In other words, would this be considered a material change, in that it would have an impact on an investor’s decision to put money in the company? Would it have an impact on your decision to invest in the company?
This leads into the next revelation.
“I stumbled across your blog quite by accident, but found it very interesting . . . Toxic is exactly how I would describe the work environment, and your assumption that Rudy Howard was fired is correct. That was about two weeks after the Controller, Chris Barbee, was fired – completely out of the blue.”
It would appear that whatever is being said about me within SciQuest – something about which I will go in to greater detail in my next post, has actually motivated people to come forward with even more information.
While many within the industry – myself included – were left wondering about the true nature of Howard’s sudden departure, I was not aware that 2 weeks earlier Barbee also left the company. While the official word was that Barbee had stepped down, sources within the company seem to indicate otherwise.
This again raises the questions that I had posed in my August 3rd post Assessing former CFO Rudy Howard’s departure: Is SciQuest’s Wiehe looking for true leaders or puppets?
It is fairly clear, by their own admissions surrounding customer push-back regarding integration issues and having to play catch-up – let alone client losses, that the company is experiencing some serious challenges. In such a situation, I would want my most experienced finance people right there with me. From everything I have researched about both Howard and Barbee, I would do everything I could to hold onto these individuals – whom it should be noted had both landed on their feet with their new companies, almost immediately after they left SciQuest.
Once again, look at both Howard’s and Barbee’s respective backgrounds.
For example, both are active CPAs.
By comparison, I was informed that SciQuest’s current Vice President of Finance, Lisa Baker – who for the past five years has been an executive coach, has an inactive CPA license. What makes this odd, at least according to one of my CPA friends with whom I have spoken, is that the “majority of the employment listings in finance from senior accountant on up, list certification as a CPA as a requirement.”
Again, and no disrespect meant towards Ms. Baker, but why, when the company is going through such a difficult period, would you make changes in these critical executive positions? Even if they were not fired, you still have to wonder why Howard and Barbee would leave at this particular point in time?

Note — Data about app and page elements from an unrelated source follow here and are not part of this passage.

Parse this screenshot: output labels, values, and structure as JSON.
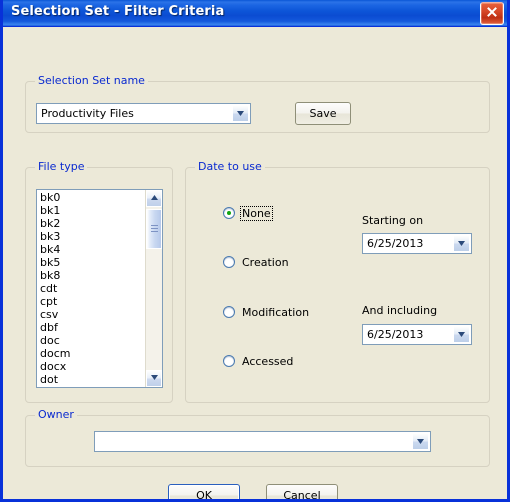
{
  "window": {
    "title": "Selection Set - Filter Criteria",
    "close_icon": "close-x-icon",
    "title_bar_color": "#0a56d6",
    "body_color": "#ece9d8"
  },
  "selection_set": {
    "group_label": "Selection Set name",
    "combo_value": "Productivity Files",
    "save_label": "Save"
  },
  "file_type": {
    "group_label": "File type",
    "items": [
      "bk0",
      "bk1",
      "bk2",
      "bk3",
      "bk4",
      "bk5",
      "bk8",
      "cdt",
      "cpt",
      "csv",
      "dbf",
      "doc",
      "docm",
      "docx",
      "dot"
    ]
  },
  "date_to_use": {
    "group_label": "Date to use",
    "options": [
      {
        "label": "None",
        "checked": true,
        "focused": true
      },
      {
        "label": "Creation",
        "checked": false,
        "focused": false
      },
      {
        "label": "Modification",
        "checked": false,
        "focused": false
      },
      {
        "label": "Accessed",
        "checked": false,
        "focused": false
      }
    ],
    "starting_on_label": "Starting on",
    "starting_on_value": "6/25/2013",
    "and_including_label": "And including",
    "and_including_value": "6/25/2013"
  },
  "owner": {
    "group_label": "Owner",
    "combo_value": ""
  },
  "footer": {
    "ok_label": "OK",
    "cancel_label": "Cancel"
  }
}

At the end of the day, what is becoming clearer is that there are more troubling questions surrounding SciQuest, than there are answers.
Coming back to the opening paragraphs of this post, there is a world of difference between Wiehe’s assertion that “Colorado and Oregon were isolated cases,” and current CFO Jennifer Kaelin’s statement that “we’ve constantly heard from customers that integrations are too timely and costly to them.”

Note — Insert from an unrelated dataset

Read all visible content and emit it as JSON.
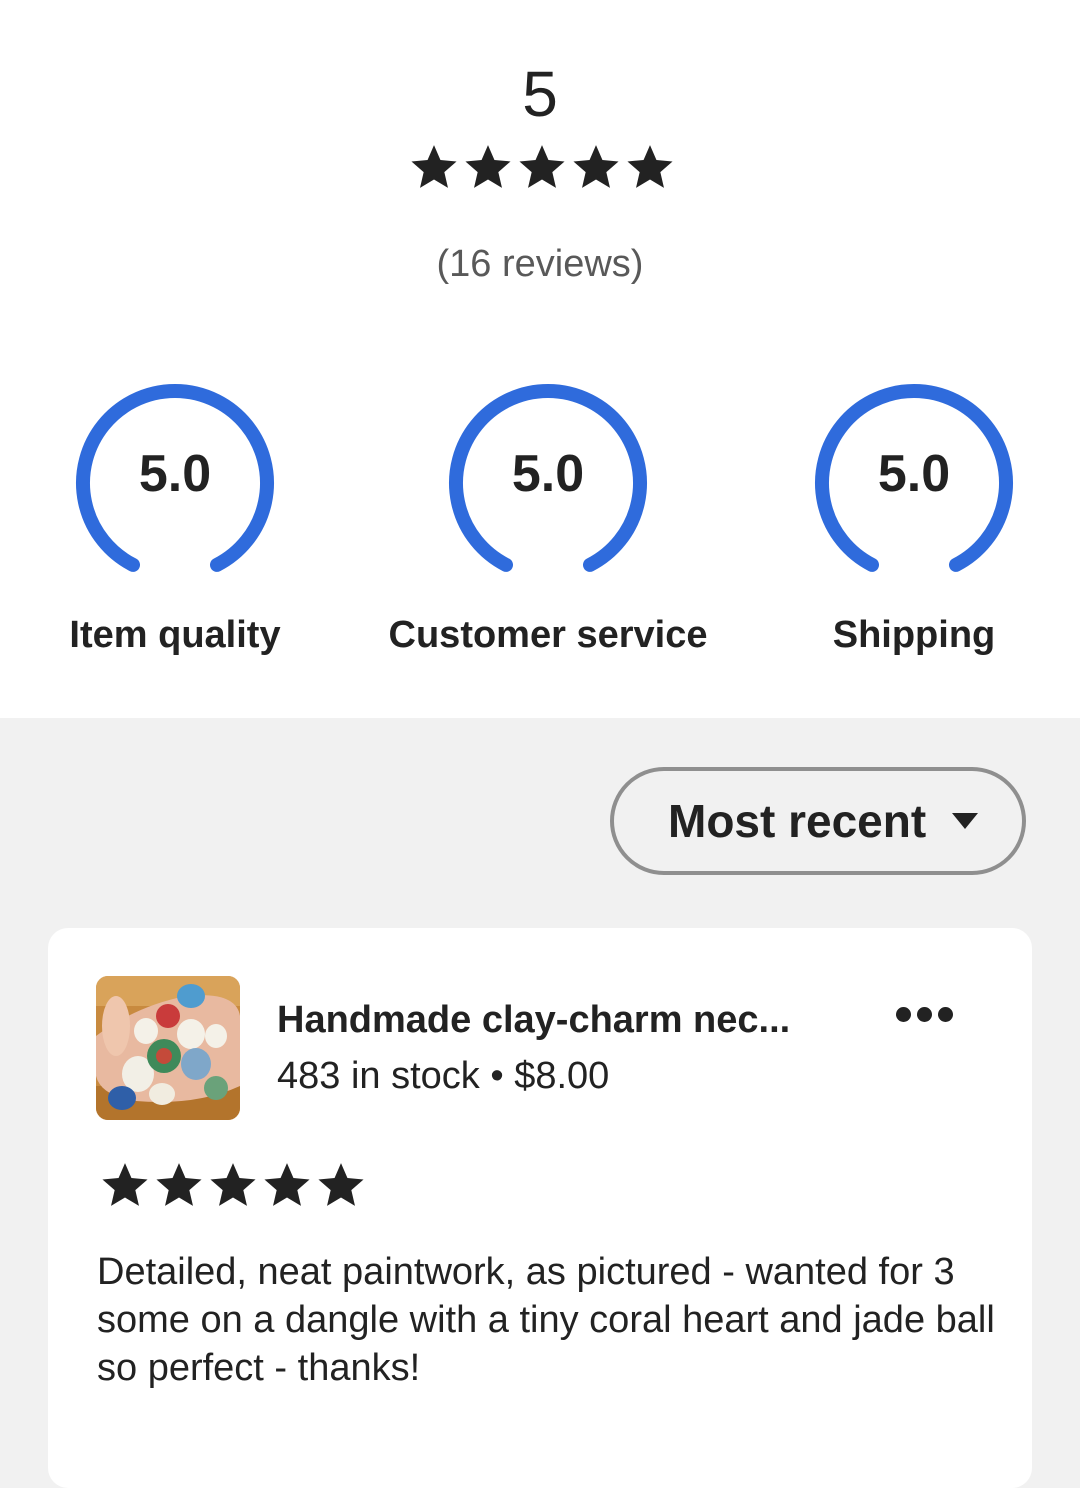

It is the gap between this public assertion and private admission, as well as the other points of conflicting messages, that warrant further investigation.

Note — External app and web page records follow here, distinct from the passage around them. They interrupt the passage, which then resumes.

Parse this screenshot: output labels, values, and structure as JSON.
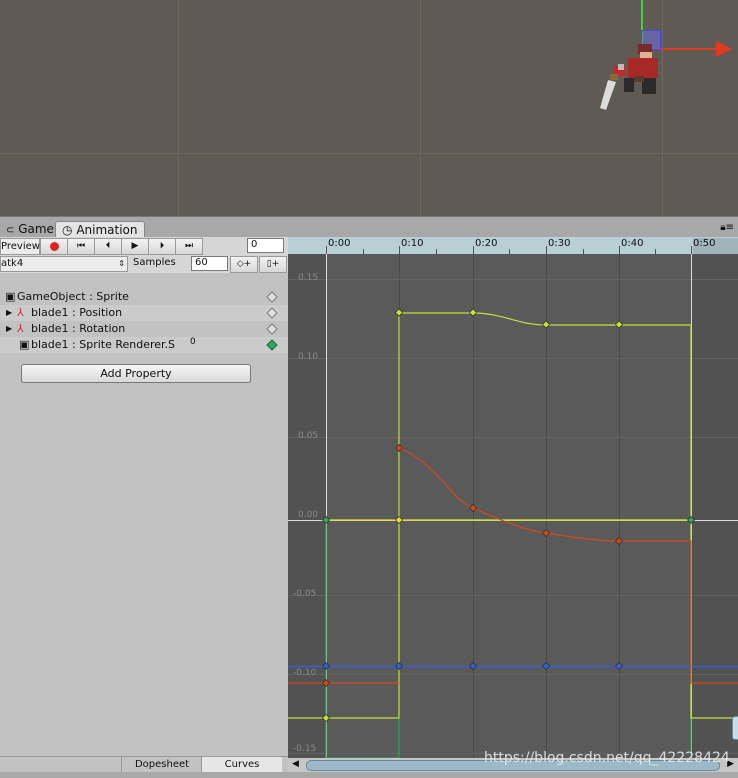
{
  "tabs": [
    {
      "label": "Game",
      "icon": "game-icon"
    },
    {
      "label": "Animation",
      "icon": "clock-icon",
      "active": true
    }
  ],
  "toolbar": {
    "preview_label": "Preview",
    "record": "record-icon",
    "frame_value": "0",
    "clip_name": "atk4",
    "samples_label": "Samples",
    "samples_value": "60"
  },
  "properties": [
    {
      "label": "GameObject : Sprite",
      "icon": "sprite-icon",
      "expandable": false
    },
    {
      "label": "blade1 : Position",
      "icon": "transform-icon",
      "expandable": true
    },
    {
      "label": "blade1 : Rotation",
      "icon": "transform-icon",
      "expandable": true
    },
    {
      "label": "blade1 : Sprite Renderer.S",
      "icon": "sprite-icon",
      "expandable": false,
      "value": "0"
    }
  ],
  "add_property_label": "Add Property",
  "bottom_tabs": [
    "Dopesheet",
    "Curves"
  ],
  "ruler": {
    "ticks": [
      "0:00",
      "0:10",
      "0:20",
      "0:30",
      "0:40",
      "0:50"
    ]
  },
  "curves_axis": {
    "labels": [
      "0.15",
      "0.10",
      "0.05",
      "0.00",
      "-0.05",
      "-0.10",
      "-0.15"
    ]
  },
  "colors": {
    "curve_yellow": "#c8e03a",
    "curve_red": "#d04a1e",
    "curve_blue": "#2f62d8",
    "curve_green": "#2ea85a",
    "ruler_bg": "#b7cfd5"
  },
  "watermark": "https://blog.csdn.net/qq_42228424"
}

In my next post I will address head on the accusations by Stephen Wiehe that I am not being truthful in my posts, his reference to me being like Big Foot and, his statement that I have an agenda. This last point is particularly interesting, in that it was reported to me that he had indicated to some that I was being paid by a SciQuest competitor to write these posts.
You can follow my coverage of this story on Twitter using the hashtag #SQSLAPP.